BUTTIGIEG: By the way, for folks who can't see me, let me hear you just so we can appreciate that you're here.


BUTTIGIEG: Thank you.

DETROW: So many people had crammed into an atrium on the Iowa State campus that many in the crowd were stuck on the second-floor balcony.


BUTTIGIEG: Thank you for being here with my disembodied voice. And it's a good problem to have, but I really...

DETROW: As Senators Elizabeth Warren and Bernie Sanders battle for the progressive vote and former Vice President Joe Biden is appearing a bit more vulnerable in the polls and fundraising than he's been for most of the year, there's a lane opening for a more moderate and centrist candidate like Buttigieg - not that Buttigieg appreciates the label. Here's what he said when I asked him if he's a moderate.

BUTTIGIEG: I consider myself progressive. I also consider the framing a little irritating, to be honest.

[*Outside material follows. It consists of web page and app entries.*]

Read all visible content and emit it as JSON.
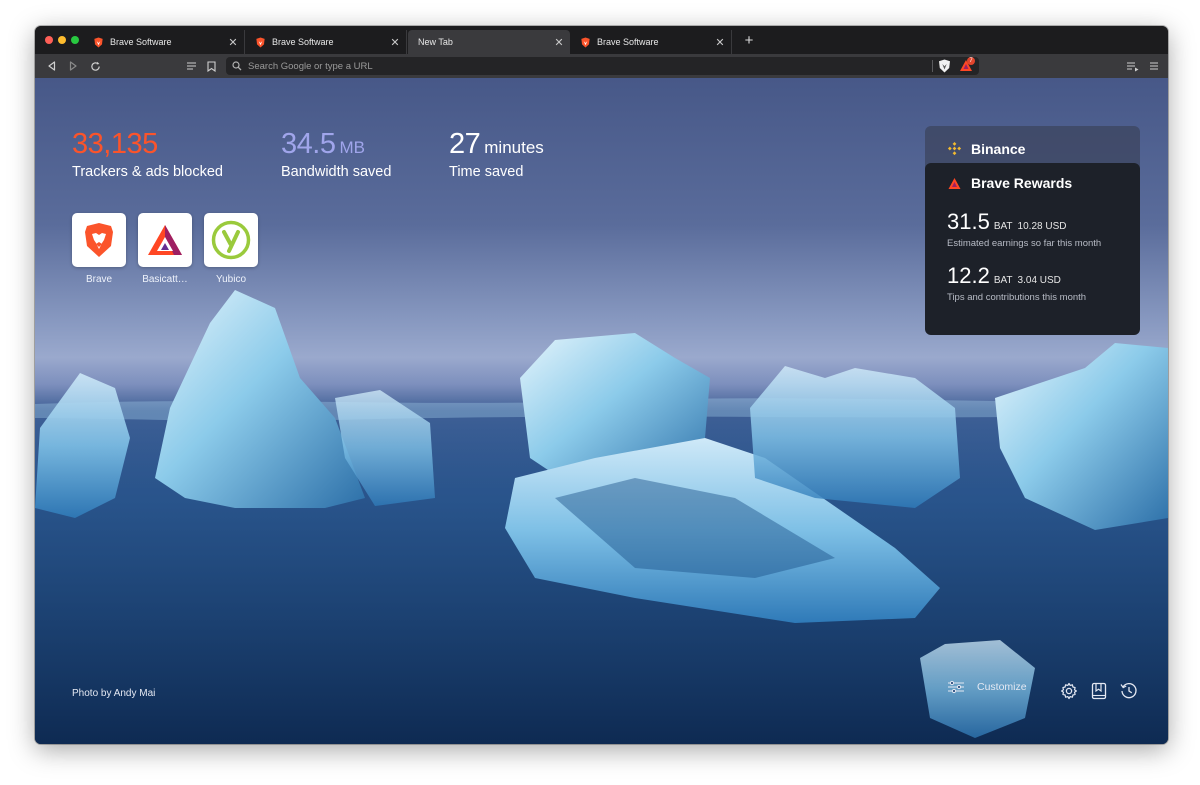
{
  "tabs": [
    {
      "label": "Brave Software",
      "active": false
    },
    {
      "label": "Brave Software",
      "active": false
    },
    {
      "label": "New Tab",
      "active": true
    },
    {
      "label": "Brave Software",
      "active": false
    }
  ],
  "toolbar": {
    "url_placeholder": "Search Google or type a URL",
    "rewards_badge": "7"
  },
  "stats": {
    "trackers": {
      "value": "33,135",
      "label": "Trackers & ads blocked",
      "color": "#fb542b"
    },
    "bandwidth": {
      "value": "34.5",
      "unit": "MB",
      "label": "Bandwidth saved",
      "color": "#a0a5eb"
    },
    "time": {
      "value": "27",
      "unit": "minutes",
      "label": "Time saved"
    }
  },
  "top_sites": [
    {
      "label": "Brave",
      "icon": "brave-lion-icon"
    },
    {
      "label": "Basicatt…",
      "icon": "bat-triangle-icon"
    },
    {
      "label": "Yubico",
      "icon": "yubico-icon"
    }
  ],
  "widgets": {
    "binance": {
      "title": "Binance"
    },
    "rewards": {
      "title": "Brave Rewards",
      "earnings": {
        "bat": "31.5",
        "bat_unit": "BAT",
        "usd": "10.28 USD",
        "desc": "Estimated earnings so far this month"
      },
      "tips": {
        "bat": "12.2",
        "bat_unit": "BAT",
        "usd": "3.04 USD",
        "desc": "Tips and contributions this month"
      }
    }
  },
  "footer": {
    "photo_credit": "Photo by Andy Mai",
    "customize_label": "Customize"
  }
}
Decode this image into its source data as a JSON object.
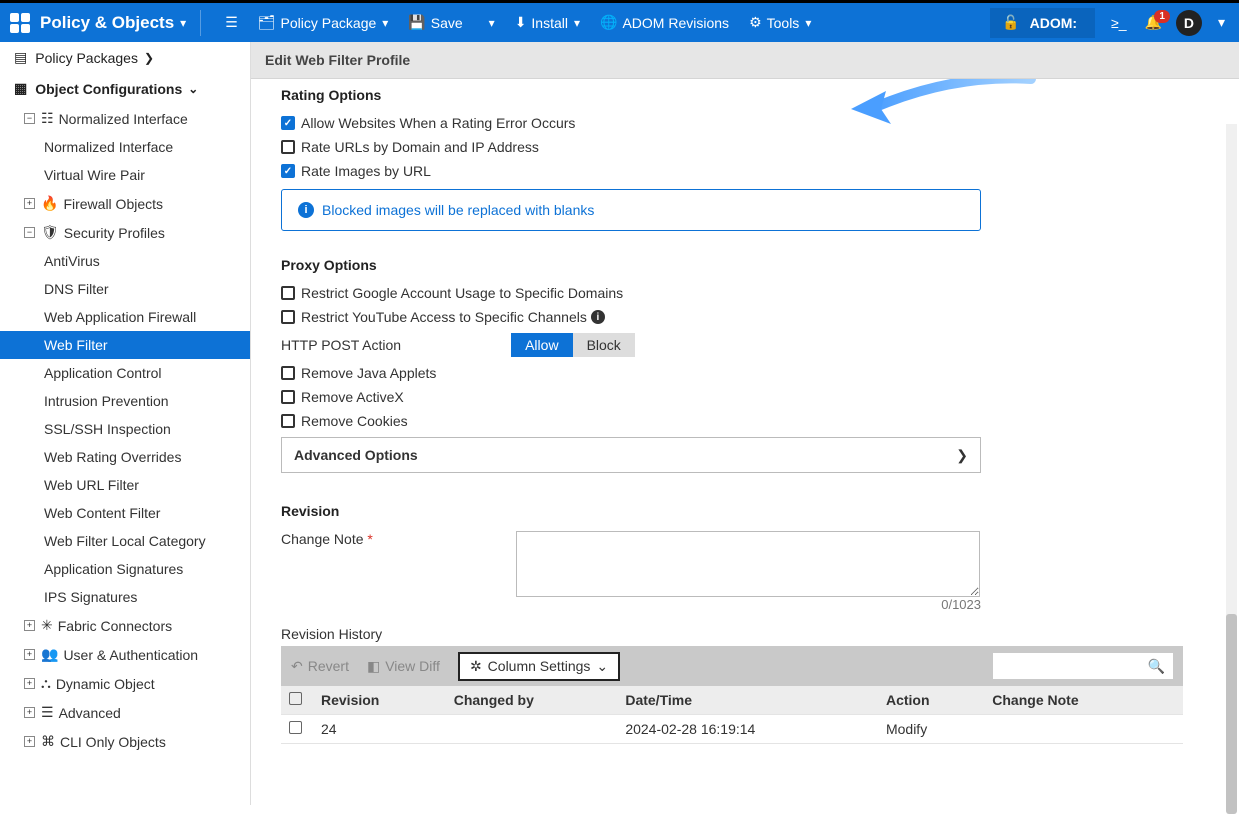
{
  "topbar": {
    "brand": "Policy & Objects",
    "policy_package": "Policy Package",
    "save": "Save",
    "install": "Install",
    "adom_revisions": "ADOM Revisions",
    "tools": "Tools",
    "adom_label": "ADOM:",
    "adom_value": "",
    "notif_count": "1",
    "avatar_initial": "D"
  },
  "sidebar": {
    "policy_packages": "Policy Packages",
    "object_config": "Object Configurations",
    "normalized_interface_group": "Normalized Interface",
    "normalized_interface": "Normalized Interface",
    "virtual_wire_pair": "Virtual Wire Pair",
    "firewall_objects": "Firewall Objects",
    "security_profiles": "Security Profiles",
    "antivirus": "AntiVirus",
    "dns_filter": "DNS Filter",
    "waf": "Web Application Firewall",
    "web_filter": "Web Filter",
    "app_control": "Application Control",
    "intrusion": "Intrusion Prevention",
    "ssl": "SSL/SSH Inspection",
    "web_rating": "Web Rating Overrides",
    "web_url": "Web URL Filter",
    "web_content": "Web Content Filter",
    "web_filter_local": "Web Filter Local Category",
    "app_sigs": "Application Signatures",
    "ips_sigs": "IPS Signatures",
    "fabric": "Fabric Connectors",
    "user_auth": "User & Authentication",
    "dynamic": "Dynamic Object",
    "advanced": "Advanced",
    "cli_only": "CLI Only Objects"
  },
  "content": {
    "header": "Edit Web Filter Profile",
    "rating_options": "Rating Options",
    "allow_rating_error": "Allow Websites When a Rating Error Occurs",
    "rate_urls_domain": "Rate URLs by Domain and IP Address",
    "rate_images": "Rate Images by URL",
    "info_msg": "Blocked images will be replaced with blanks",
    "proxy_options": "Proxy Options",
    "restrict_google": "Restrict Google Account Usage to Specific Domains",
    "restrict_youtube": "Restrict YouTube Access to Specific Channels",
    "http_post": "HTTP POST Action",
    "allow": "Allow",
    "block": "Block",
    "remove_java": "Remove Java Applets",
    "remove_activex": "Remove ActiveX",
    "remove_cookies": "Remove Cookies",
    "adv_options": "Advanced Options",
    "revision": "Revision",
    "change_note": "Change Note",
    "char_count": "0/1023",
    "revision_history": "Revision History",
    "revert": "Revert",
    "view_diff": "View Diff",
    "column_settings": "Column Settings",
    "table": {
      "col_revision": "Revision",
      "col_changed_by": "Changed by",
      "col_datetime": "Date/Time",
      "col_action": "Action",
      "col_change_note": "Change Note",
      "rows": [
        {
          "revision": "24",
          "changed_by": "",
          "datetime": "2024-02-28 16:19:14",
          "action": "Modify",
          "note": ""
        }
      ]
    }
  }
}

DETROW: He points to big reforms he's pushing for, like getting rid of the Electoral College and expanding the size of the Supreme Court. But he's been emphasizing those things less lately, and as he campaigns in Iowa, he does sound pretty moderate.

Buttigieg talks a lot about reaching out to people he disagrees with.

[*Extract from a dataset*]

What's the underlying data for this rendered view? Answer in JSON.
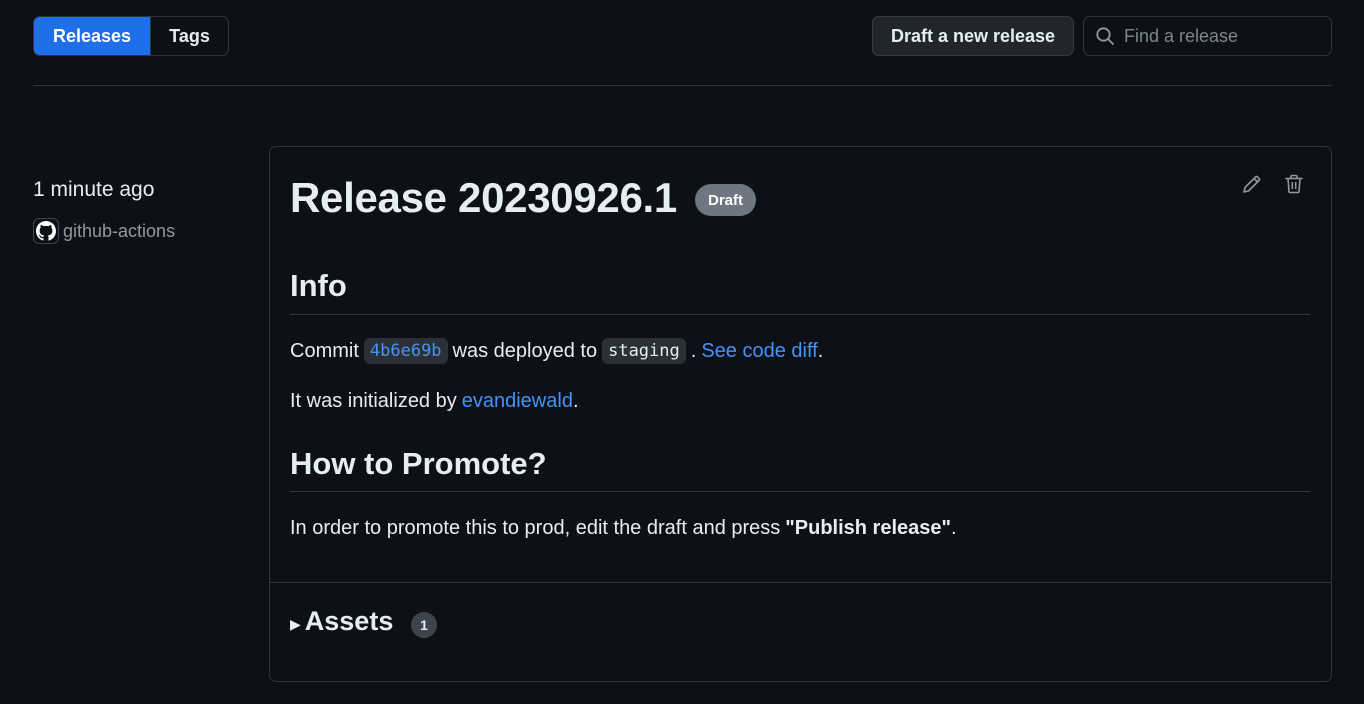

BUTTIGIEG: We can't love America if you hate fellow Americans. Love of country means remembering our country is made of people.

DETROW: He's making a real effort to reach out to religious voters.


BUTTIGIEG: We see what they're doing to take food away from hungry children in the federal budget or the way they're treating families at the border. It's time to ask, whatever happened to, I was hungry, and you fed me; I was a stranger, and you welcomed me? People of faith have a choice, and they do not have to choose this White House and the actions that they're doing.

DETROW: And the most high-profile fight he's picked with other candidates is on health care. Buttigieg warns the single-payer health insurance plan pushed by Warren and Sanders isn't popular when voters realize it could come with higher taxes and fewer options. Buttigieg was backing Medicare for All before, even earlier in this campaign. He says he's still in favor of the idea but that his proposal, where an optional government plan coexists with private insurance, is an easier way to get there. That contrast is the theme of one of the TV ads he's been running in Iowa for more than a month now.


BUTTIGIEG: Now, others say it's Medicare for All or nothing. I approve this message to say the choice should be yours.

DETROW: Those TV ads are the big difference between Buttigieg and the other candidates banking on a strong showing in Iowa to vault them into the top tier of contenders. He's got more than $30 million in the bank right now, far more than New Jersey Senator Cory Booker. Still, riding across the state in an RV, Booker told Iowa Public Radio he's ready to make a run in the final months before the caucuses.


CORY BOOKER: We had one of the best organizations on the ground here in Iowa. People have called it one of the two best - of us and Senator Warren. We lead the field in endorsements from local activists and elected officials.

DETROW: California Senator Kamala Harris is also zeroing in on Iowa as she tries to stop a long fade in the polls. Both Booker and Harris are, of course, U.S. senators. So are the other top-polling candidates, along with a former vice president. Buttigieg is the millennial mayor of Indiana's fourth-largest city. But President Trump never held office before being elected, and Buttigieg is trying to frame his time as mayor as a more accountable form of executive experience.


BUTTIGIEG: In a world where there's no such thing as an alternative fact - 'cause if there's a hole in the road or somebody's not getting safe drinking water, you don't get to call that fake news. They're going to show up in your office or corner you at the grocery store and remind you of it.

DETROW: Buttigieg likes to say in his rallies that the United States can't go back to normal after Trump because normal wasn't working. Perhaps a sign that normal is out, maybe for good, would be if Iowa caucusers (ph) end up rallying behind a small city's mayor who, if elected, would be the youngest president in U.S. history.

Scott Detrow, NPR News, Ames, Iowa. Transcript provided by NPR, Copyright NPR.

Scott Detrow is a White House correspondent for NPR and co-hosts the NPR Politics Podcast.